Story by Dani Johnson on 09/13/2019FORT LEE, Va. The team from the 75th Ranger Regiment proved they were the best at receiving and storing munitions in the weeklong Army Ammunition Transfer Holding Point (ATHP) Team of the Year competition at Fort Pickett, Virginia.
The ATHP Team of the Year is an event that brings together the pinnacle of the Army's ATHP community to train, evaluate, and assess the most effective tactics, techniques, and procedures employed by the operational field against a spectrum of ATHP problems.
The Ranger team, out of Fort Benning, Georgia, was Chief Warrant Officer 2 Joseph Giron, ammunition warrant officer, Sgt. 1st Class Darryl Skelley, ammunition specialist, Sgt. Luis Heredia, motor transport operator, Sgt. Michael DeBord, automated logistical specialist, and Spc. James Maus, an infantryman.
"What made us successful was that in the Rangers we are a team," said Giron. "We had different skills but because of teamwork, made it happen."
ATHP Team of the Year provides training and readiness insight beyond the institutional domain.

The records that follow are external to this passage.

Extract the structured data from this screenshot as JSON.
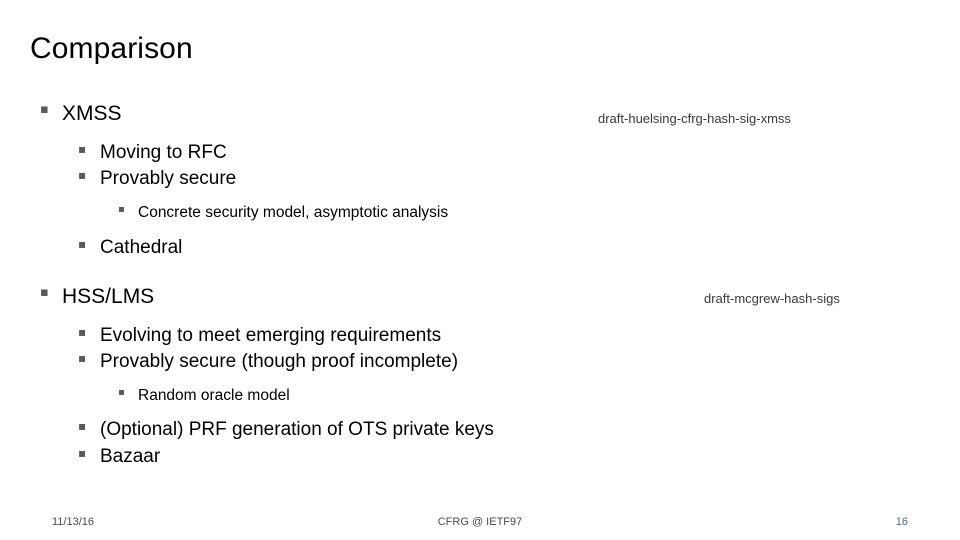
{
  "slide": {
    "title": "Comparison",
    "bullet_glyph": "▪",
    "sections": [
      {
        "heading": "XMSS",
        "draft_label": "draft-huelsing-cfrg-hash-sig-xmss",
        "items": [
          {
            "level": 2,
            "text": "Moving to RFC"
          },
          {
            "level": 2,
            "text": "Provably secure"
          },
          {
            "level": 3,
            "text": "Concrete security model, asymptotic analysis"
          },
          {
            "level": 2,
            "text": "Cathedral"
          }
        ]
      },
      {
        "heading": "HSS/LMS",
        "draft_label": "draft-mcgrew-hash-sigs",
        "items": [
          {
            "level": 2,
            "text": "Evolving to meet emerging requirements"
          },
          {
            "level": 2,
            "text": "Provably secure (though proof incomplete)"
          },
          {
            "level": 3,
            "text": "Random oracle model"
          },
          {
            "level": 2,
            "text": "(Optional) PRF generation of OTS private keys"
          },
          {
            "level": 2,
            "text": "Bazaar"
          }
        ]
      }
    ]
  },
  "footer": {
    "date": "11/13/16",
    "center": "CFRG @ IETF97",
    "page_number": "16"
  }
}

Assessment of performance gives leadership an opportunity to improve institutional training and refine doctrine.
"Every year we increase the rigor, we increase the realism of the training events," said Brig. Gen. Heidi J. Hoyle, chief of ordnance, U.S. Army Ordnance Corps. "You all as competitors continue to tackle the challenges head on."
Through the week the teams were tested on Soldier tasks to include the Army Combat Fitness Test, day and night navigation, and occupy and defend an ATHP with M-4 rifle firing for scores. The ammunition skills tested were ATHP layout, munitions management and preparing munitions for transport by facilitating the receipt and transfer of ammunition to include ammunition receipt, issue, holding and storage, trans-load and operation of a Standard Army Ammunition System (SAAS) ATHP.
"While you compete one goal is you learn from each other and build confidence in your ability to handle tough, unexpected situations as an agile team," said Chief Warrant Officer 5 Pennie S. Temmerman, military deputy, Munitions & Logistics Readiness Center, Rock Island Arsenal, Illinois. "Friendly competition shows the ammunition enterprise and the ordnance community will do our part to ensure that America's Army is ready, lethal and prepared to destroy its enemies now and in the future, in any domain anytime, anywhere.
The other teams competing were Headquarters & Headquarters Company, 10th HSTB, 10th Sustainment Brigade, Fort Drum, New York -- Chief Warrant Officer 3 Jeffrey Springer, Sgt. 1st Class Kevin Tull, Sgt. Brian Nelson, Spc. Rachel Hersey, and Pfc. Fellisia Young; and 664th Ordnance Company, 553rd Combat Sustainment Support Battalion, 1st Cavalry Division Sustainment Brigade, Fort Hood, Texas 2nd Lt. Noah Stallbaumer, Staff Sgt. David Miller, Sgt. Ivan Rivera, Sgt. Jordin Staton, and Pvt. Alfredo Trejos.
""Without the ammunition professionals in the United States Army, we have no ability to do large-scale combat operations to fight and win the nation's wars," said Col. Joseph M. Colacicco, assistant commandant and chief of staff, U.S. Army Ordnance Corps. "The combat arms without ammunition a rifle is just a cluba tank is just a moving bunkerartillery pieces are just something that holds the ground down. It what you guys to do that makes the Army operate and do its mission. Without that we cannot get anywhere."